If the fmt is inf, the image pixel data is ignored, and only the image parameters are written to standard output, one per line. The format of the information is

parameter_name: value

where string values will be surrounded by double-quotes. The output is "human readable" but, with a small amount of text processing, can easily be converted to shell variables.

The complete table of possible parameters is given below. Every input image will write at least format and vector parameters, but the rest will vary with image format and contents. Also, be aware that inf is an output format, so the parameters can be affected by other command-line options. It's safest to include no other options along with the -xinf option.

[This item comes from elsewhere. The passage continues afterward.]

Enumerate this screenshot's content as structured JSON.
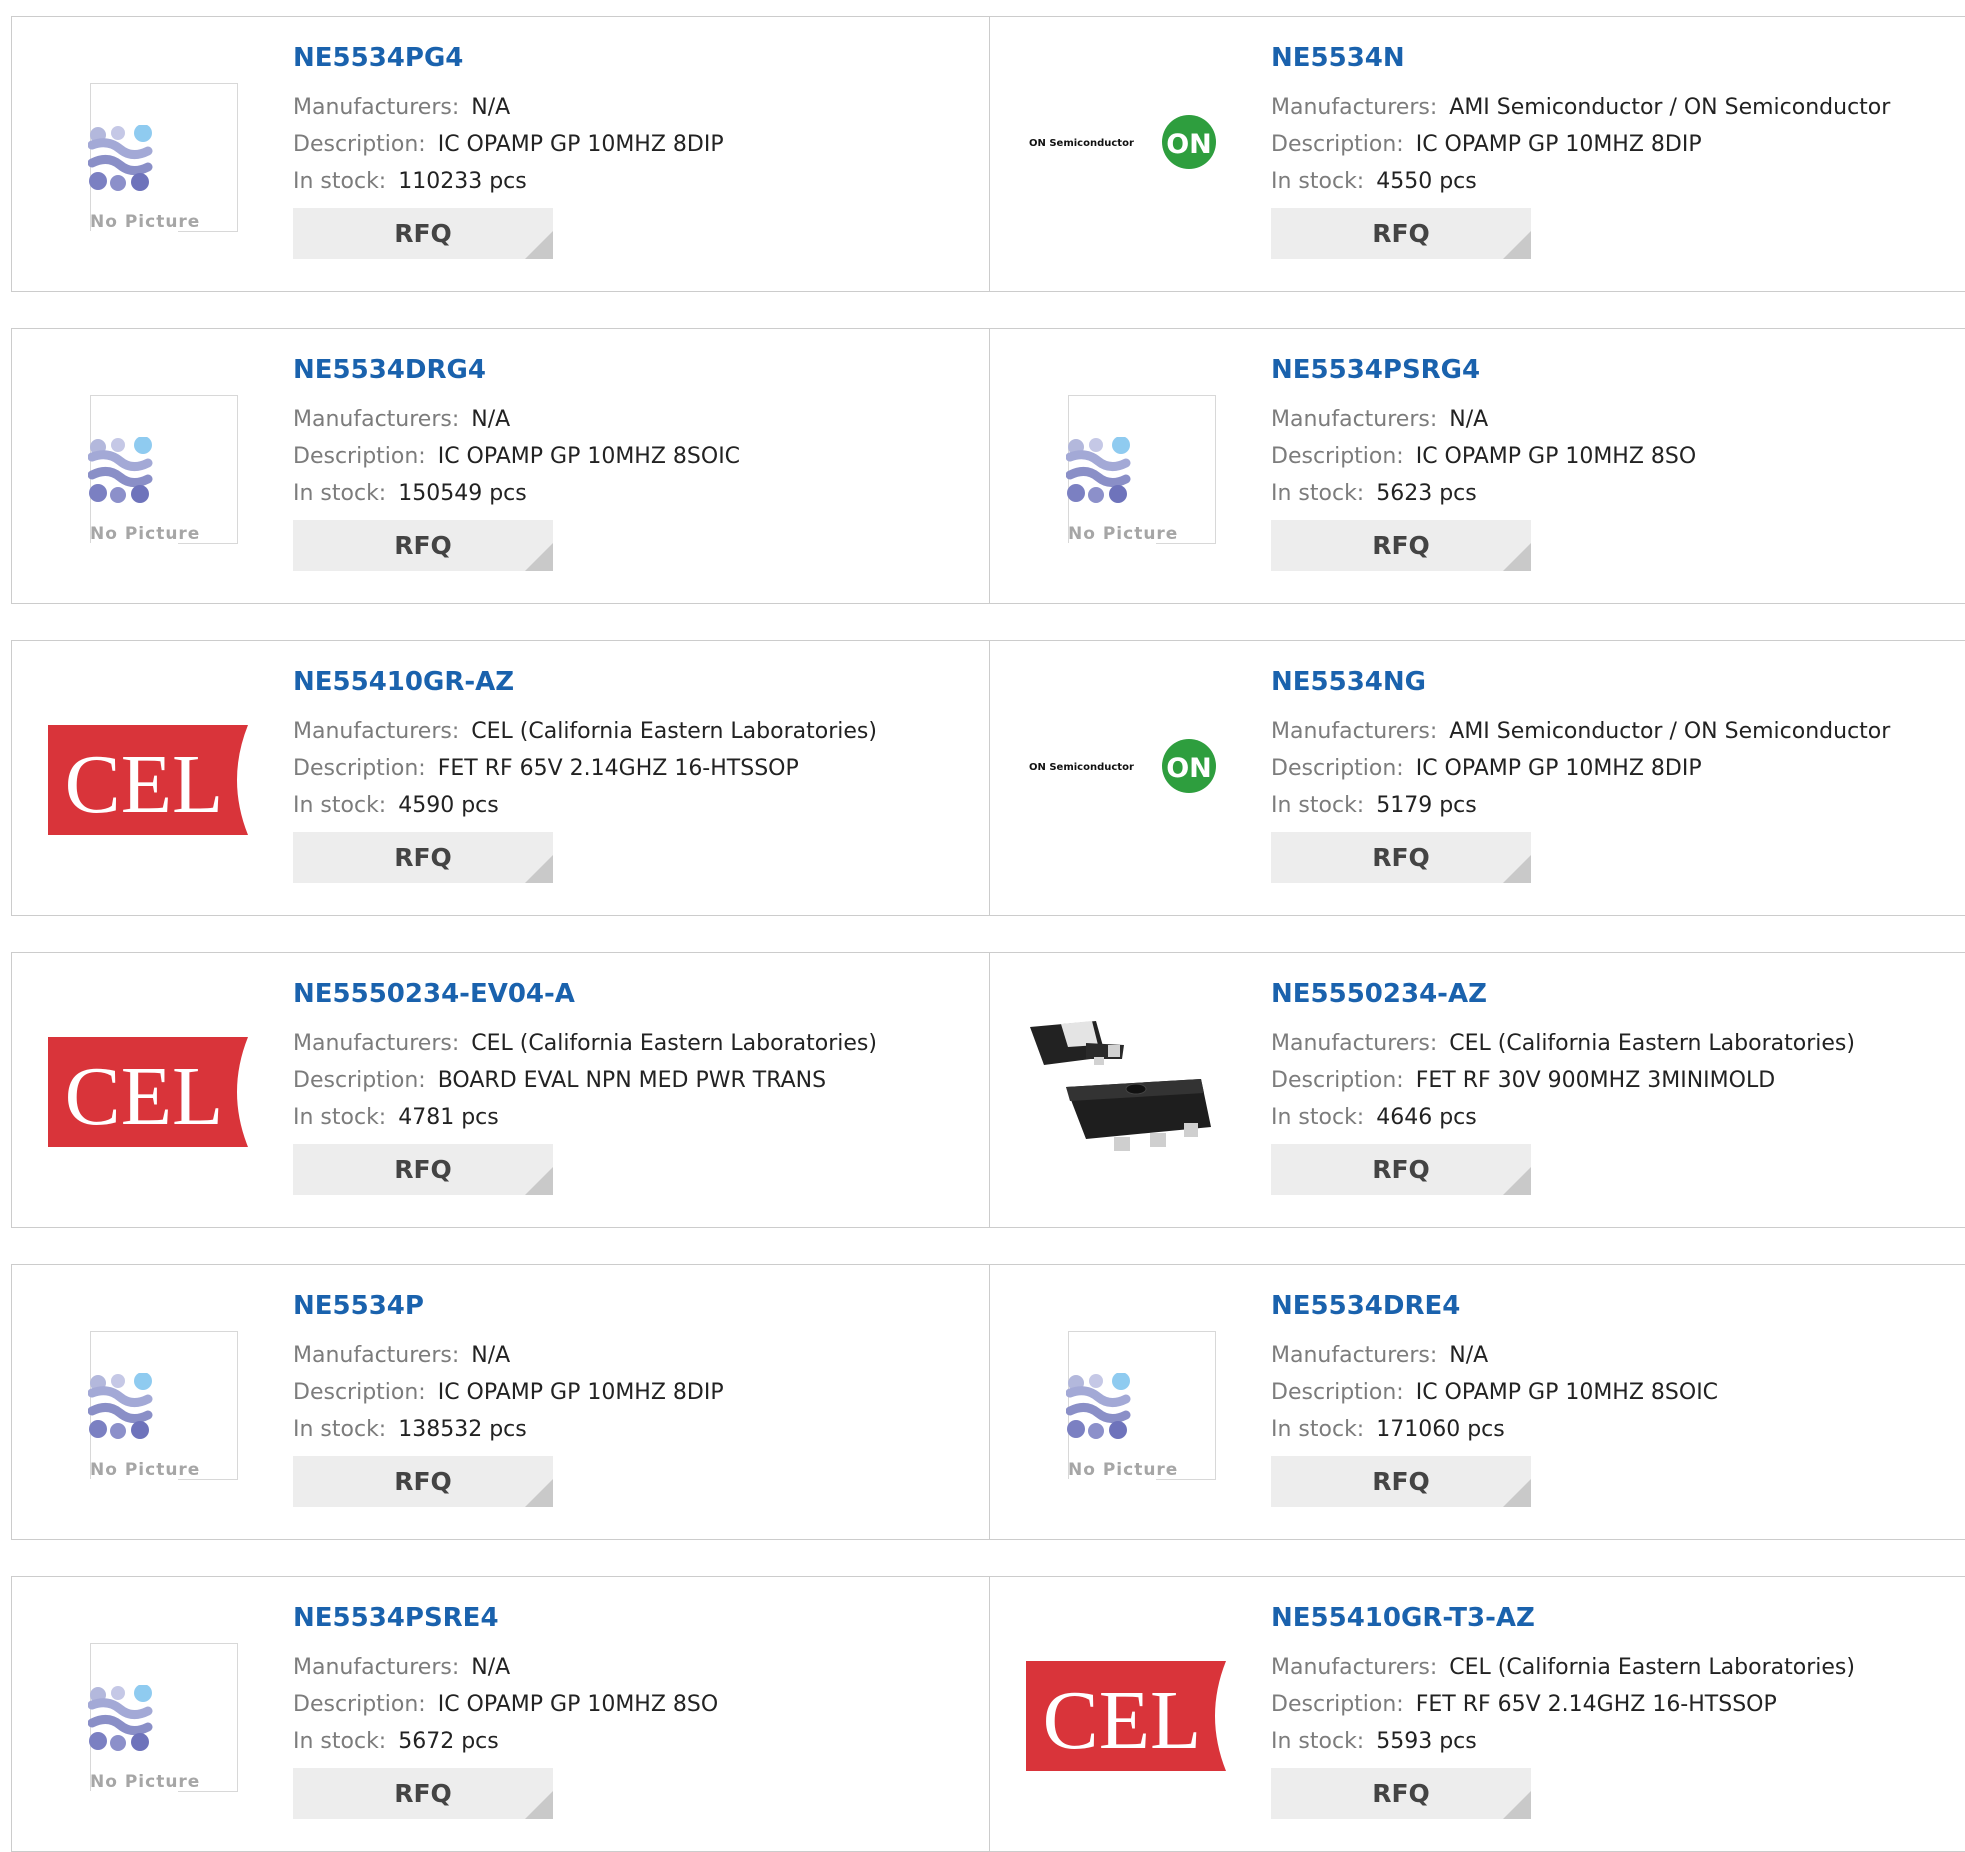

ParameterType          Description
formatstringOne of the many formats supported by FullPress
vectoryes/noSays whether FullPress supports reading pixels
  out of the image. EPSF images can be yes or
  no depending on their contents
colorspace-One of: 1BIT, Grey, Index-RGB, Index-CMYK, RGB,
  Lab, CMYK, CMYK-1bit or unknown (for PDF or EPSF)
boundingboxfloats(EPSF only) the 4 values from the header comment
creatorstring(EPSF only) copied from the header comment
pagesinteger(PDF only) the number of pages in a PDF document
mediawidthfloat(PDF only) width, in 1/72 inch, of the page a PDF
  document was formatted for (for the first page)
mediaheightfloat(PDF only) vertical dimension, like mediawidth
rotateinteger(PDF only) page /Rotate value (in degrees), if present
widthintegerPixel width of image
heightintegerPixel height of image
hresfloatHorizontal resolution (in DPI)
vresfloatVertical resolution (in DPI)
maskyes/noWhether the image contains an alpha (mask) channel
clippathintegerGives the length of an embedded EPS-style clipping
  path (will be 0 if no path is included in the image)
profileyes/noWhether the image has an ICC profile embedded
spotsintegerGives number of spot channels included in image
spotname#stringEach spot color name, starting with 0
spotcolor#floatsCMYK values for each spot color
naayes/noWhether the image includes an IPTC/NAA record
NAAcategoriesintegernumber of Categories in IPTC/NAA record
NAAcategory#stringeach Category string, starting with 0
NAAkeywordsintegernumber of Keywords in IPTC/NAA record
NAAkeyword#stringeach Keyword string, starting with 0
NAA*stringvarious other IPTC/NAA information

Caveats on UNIX Systems

This program is NOT a Motif program, so does not take proper X arguments, nor does it respond correctly to window-manager events. It is not intended as a general purpose image viewer. If the image is displayed via X, a mouse click anywhere in the images will cause the window to close and program to exit.

See Also

X(1) , mkfpo(1) , opidebug(5) , opi(8)